→ LISTED ENTRIES
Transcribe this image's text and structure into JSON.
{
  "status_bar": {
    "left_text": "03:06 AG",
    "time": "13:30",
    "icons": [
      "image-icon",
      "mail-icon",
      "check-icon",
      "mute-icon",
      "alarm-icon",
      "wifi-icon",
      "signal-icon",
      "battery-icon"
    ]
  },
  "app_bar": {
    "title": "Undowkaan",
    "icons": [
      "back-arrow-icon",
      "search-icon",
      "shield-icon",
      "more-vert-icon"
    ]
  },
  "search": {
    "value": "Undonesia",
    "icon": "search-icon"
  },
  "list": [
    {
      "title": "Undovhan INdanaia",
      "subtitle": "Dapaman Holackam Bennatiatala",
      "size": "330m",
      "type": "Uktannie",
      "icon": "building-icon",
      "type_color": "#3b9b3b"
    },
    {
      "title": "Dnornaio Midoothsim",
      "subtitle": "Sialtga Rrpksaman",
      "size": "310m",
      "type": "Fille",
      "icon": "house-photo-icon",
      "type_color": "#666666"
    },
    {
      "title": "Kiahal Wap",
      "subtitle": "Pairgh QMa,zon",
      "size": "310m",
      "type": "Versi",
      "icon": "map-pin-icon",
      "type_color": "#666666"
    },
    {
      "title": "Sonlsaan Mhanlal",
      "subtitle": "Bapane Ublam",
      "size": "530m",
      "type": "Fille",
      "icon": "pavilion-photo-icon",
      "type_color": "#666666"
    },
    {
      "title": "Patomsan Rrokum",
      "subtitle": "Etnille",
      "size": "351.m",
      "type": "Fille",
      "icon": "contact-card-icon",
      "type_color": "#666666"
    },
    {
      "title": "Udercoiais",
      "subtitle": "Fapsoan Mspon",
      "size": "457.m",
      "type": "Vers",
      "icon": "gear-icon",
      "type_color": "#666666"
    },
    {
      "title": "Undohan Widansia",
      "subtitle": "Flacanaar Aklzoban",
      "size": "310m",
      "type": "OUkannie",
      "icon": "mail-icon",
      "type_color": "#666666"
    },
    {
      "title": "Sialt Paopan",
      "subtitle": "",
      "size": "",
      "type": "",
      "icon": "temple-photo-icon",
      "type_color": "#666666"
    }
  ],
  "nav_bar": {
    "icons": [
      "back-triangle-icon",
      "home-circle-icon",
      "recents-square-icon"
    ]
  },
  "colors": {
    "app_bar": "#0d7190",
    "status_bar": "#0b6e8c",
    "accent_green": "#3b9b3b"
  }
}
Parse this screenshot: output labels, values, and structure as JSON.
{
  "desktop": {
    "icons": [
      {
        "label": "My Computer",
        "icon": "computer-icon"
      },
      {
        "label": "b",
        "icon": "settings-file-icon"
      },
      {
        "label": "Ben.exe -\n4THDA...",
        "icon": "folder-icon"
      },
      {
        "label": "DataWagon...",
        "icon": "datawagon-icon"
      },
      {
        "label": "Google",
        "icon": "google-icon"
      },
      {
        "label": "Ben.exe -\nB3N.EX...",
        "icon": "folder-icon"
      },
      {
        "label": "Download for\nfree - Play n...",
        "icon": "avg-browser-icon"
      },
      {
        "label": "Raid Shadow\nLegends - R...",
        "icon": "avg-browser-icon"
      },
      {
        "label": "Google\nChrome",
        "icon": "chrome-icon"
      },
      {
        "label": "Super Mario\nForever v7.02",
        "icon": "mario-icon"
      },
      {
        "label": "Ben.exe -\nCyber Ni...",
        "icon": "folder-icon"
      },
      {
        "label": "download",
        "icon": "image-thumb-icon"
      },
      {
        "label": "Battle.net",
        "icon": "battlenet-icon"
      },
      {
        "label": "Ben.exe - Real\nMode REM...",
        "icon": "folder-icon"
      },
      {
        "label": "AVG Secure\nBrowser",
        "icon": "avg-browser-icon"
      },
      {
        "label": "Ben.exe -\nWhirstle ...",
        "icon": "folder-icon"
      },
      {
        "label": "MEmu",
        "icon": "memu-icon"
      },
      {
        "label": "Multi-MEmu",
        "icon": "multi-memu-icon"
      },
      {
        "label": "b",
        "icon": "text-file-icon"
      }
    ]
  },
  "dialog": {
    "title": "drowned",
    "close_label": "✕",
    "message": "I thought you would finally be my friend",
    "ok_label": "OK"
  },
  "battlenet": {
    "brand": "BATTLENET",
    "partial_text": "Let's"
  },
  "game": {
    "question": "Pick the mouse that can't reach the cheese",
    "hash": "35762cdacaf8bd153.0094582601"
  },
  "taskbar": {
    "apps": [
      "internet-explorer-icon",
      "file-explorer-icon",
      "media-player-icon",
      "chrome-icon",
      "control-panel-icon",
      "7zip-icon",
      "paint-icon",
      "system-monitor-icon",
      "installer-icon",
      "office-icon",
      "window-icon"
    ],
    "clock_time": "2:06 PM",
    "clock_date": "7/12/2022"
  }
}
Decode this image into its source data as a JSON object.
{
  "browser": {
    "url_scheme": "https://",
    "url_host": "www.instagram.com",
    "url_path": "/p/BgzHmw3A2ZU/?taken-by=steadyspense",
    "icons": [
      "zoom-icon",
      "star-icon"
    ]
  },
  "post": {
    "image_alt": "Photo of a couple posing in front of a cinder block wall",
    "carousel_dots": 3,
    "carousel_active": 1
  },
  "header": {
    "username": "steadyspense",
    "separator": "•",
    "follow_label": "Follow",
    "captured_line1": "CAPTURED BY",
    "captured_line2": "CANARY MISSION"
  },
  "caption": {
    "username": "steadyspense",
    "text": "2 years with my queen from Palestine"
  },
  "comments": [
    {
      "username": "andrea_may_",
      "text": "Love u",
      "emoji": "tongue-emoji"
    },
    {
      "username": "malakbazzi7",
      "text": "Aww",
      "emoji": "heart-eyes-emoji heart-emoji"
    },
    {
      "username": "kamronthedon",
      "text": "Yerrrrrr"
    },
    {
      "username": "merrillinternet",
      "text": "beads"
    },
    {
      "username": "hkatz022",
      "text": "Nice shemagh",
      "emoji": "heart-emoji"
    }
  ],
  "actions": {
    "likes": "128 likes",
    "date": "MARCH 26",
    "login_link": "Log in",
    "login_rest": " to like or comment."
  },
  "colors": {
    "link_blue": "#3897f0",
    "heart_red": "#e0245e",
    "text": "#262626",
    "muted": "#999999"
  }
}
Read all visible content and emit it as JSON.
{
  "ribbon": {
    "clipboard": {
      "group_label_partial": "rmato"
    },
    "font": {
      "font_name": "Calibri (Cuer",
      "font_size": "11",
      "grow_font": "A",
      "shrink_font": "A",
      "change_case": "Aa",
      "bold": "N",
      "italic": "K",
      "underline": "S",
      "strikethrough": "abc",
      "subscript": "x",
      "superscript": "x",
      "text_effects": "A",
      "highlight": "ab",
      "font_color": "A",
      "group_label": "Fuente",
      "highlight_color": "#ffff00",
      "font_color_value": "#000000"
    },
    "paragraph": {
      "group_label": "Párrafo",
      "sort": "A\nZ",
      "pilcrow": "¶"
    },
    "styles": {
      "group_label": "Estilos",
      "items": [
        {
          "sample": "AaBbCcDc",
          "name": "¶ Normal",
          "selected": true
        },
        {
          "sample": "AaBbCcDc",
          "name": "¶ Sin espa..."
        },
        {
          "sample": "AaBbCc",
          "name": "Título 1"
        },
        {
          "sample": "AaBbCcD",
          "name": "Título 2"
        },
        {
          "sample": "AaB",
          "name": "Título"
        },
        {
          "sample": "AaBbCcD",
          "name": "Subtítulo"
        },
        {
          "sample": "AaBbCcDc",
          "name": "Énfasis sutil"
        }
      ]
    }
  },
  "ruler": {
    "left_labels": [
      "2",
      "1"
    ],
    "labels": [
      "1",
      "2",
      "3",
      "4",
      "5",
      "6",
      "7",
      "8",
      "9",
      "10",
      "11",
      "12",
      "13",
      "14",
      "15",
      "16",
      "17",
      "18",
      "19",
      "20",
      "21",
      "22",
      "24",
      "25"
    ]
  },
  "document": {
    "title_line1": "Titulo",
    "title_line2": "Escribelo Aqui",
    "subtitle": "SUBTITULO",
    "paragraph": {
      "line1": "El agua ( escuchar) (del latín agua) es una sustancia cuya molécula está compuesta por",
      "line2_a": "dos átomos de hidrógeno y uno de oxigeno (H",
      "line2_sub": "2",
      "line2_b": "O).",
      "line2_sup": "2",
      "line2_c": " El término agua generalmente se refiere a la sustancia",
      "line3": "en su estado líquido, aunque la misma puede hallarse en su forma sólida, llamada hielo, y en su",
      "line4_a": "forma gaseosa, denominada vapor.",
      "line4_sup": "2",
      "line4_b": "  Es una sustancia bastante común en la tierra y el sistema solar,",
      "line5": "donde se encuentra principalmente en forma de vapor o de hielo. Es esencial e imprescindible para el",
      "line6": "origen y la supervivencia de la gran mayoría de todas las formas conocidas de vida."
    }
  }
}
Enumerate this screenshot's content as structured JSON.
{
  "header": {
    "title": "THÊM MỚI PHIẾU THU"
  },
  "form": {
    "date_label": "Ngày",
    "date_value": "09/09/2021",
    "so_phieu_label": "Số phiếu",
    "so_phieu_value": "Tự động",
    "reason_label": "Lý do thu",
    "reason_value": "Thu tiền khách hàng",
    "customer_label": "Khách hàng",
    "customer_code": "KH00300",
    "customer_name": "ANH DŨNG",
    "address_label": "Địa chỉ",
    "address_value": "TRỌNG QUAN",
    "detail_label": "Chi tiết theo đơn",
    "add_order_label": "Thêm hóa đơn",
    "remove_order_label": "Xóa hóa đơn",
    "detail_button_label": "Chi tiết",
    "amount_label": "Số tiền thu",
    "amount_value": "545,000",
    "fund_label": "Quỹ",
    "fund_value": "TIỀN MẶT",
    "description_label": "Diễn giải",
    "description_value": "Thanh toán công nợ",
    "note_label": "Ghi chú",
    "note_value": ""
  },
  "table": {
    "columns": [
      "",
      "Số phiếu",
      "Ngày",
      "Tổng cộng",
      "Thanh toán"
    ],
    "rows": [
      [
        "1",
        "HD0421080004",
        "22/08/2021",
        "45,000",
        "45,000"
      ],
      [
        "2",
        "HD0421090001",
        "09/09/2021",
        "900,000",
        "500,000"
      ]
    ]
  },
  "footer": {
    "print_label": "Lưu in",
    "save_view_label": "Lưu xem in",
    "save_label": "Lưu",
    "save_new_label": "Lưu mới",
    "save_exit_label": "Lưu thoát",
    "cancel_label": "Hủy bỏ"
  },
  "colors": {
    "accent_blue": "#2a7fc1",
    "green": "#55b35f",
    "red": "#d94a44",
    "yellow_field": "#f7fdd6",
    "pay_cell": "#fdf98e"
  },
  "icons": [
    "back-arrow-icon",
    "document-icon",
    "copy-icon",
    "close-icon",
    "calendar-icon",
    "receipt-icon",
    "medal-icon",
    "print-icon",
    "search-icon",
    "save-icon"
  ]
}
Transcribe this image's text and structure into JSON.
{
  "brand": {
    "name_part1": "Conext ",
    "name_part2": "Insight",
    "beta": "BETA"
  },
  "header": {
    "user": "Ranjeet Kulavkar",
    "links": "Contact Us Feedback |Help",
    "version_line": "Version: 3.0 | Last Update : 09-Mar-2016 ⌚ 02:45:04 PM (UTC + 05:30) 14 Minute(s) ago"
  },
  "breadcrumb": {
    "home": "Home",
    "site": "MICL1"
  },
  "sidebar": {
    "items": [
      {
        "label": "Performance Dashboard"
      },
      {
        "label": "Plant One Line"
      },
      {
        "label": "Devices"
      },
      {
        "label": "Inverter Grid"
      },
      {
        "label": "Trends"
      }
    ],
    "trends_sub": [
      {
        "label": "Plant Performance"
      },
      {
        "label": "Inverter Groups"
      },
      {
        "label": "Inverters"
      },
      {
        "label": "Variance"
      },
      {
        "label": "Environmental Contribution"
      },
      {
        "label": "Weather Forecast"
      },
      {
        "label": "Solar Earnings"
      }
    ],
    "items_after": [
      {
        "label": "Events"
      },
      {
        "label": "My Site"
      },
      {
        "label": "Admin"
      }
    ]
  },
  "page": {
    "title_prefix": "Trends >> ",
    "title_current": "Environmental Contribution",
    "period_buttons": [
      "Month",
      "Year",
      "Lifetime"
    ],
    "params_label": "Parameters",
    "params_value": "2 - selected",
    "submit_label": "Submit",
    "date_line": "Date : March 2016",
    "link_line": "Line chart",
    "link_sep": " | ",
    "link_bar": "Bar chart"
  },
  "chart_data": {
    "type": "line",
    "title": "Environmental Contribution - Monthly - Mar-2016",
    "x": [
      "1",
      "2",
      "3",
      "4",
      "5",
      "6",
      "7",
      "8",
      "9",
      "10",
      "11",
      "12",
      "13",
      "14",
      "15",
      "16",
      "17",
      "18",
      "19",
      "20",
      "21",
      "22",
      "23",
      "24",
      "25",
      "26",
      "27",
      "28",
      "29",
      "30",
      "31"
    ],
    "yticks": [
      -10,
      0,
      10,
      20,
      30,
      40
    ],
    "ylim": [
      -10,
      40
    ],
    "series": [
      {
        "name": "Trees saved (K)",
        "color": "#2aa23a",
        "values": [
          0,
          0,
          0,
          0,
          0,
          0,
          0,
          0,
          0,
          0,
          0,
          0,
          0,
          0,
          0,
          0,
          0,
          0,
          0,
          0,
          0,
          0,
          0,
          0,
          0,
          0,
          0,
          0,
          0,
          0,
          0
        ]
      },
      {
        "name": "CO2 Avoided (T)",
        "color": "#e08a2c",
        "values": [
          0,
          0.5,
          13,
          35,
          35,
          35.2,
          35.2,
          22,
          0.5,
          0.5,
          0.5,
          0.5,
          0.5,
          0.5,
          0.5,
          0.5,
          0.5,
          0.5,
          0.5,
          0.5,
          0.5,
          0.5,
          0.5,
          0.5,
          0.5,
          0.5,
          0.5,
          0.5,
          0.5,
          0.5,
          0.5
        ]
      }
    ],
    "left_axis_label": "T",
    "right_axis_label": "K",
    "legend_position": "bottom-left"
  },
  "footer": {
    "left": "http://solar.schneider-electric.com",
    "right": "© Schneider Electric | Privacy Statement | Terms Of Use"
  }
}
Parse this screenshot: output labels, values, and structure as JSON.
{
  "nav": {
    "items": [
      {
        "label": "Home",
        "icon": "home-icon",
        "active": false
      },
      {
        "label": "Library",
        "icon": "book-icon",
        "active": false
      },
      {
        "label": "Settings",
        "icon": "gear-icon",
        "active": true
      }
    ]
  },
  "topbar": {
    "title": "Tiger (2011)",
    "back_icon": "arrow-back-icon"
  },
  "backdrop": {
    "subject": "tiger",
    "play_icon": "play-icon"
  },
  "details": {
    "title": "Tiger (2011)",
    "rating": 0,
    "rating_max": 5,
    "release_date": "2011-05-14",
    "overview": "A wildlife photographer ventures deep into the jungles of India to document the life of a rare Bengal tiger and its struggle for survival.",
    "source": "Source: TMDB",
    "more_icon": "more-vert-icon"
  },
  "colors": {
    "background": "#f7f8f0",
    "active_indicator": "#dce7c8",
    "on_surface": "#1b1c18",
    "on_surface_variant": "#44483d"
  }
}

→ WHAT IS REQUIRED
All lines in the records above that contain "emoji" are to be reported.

→ RESPONSE BELOW
      "emoji": "tongue-emoji"
      "emoji": "heart-eyes-emoji heart-emoji"
      "emoji": "heart-emoji"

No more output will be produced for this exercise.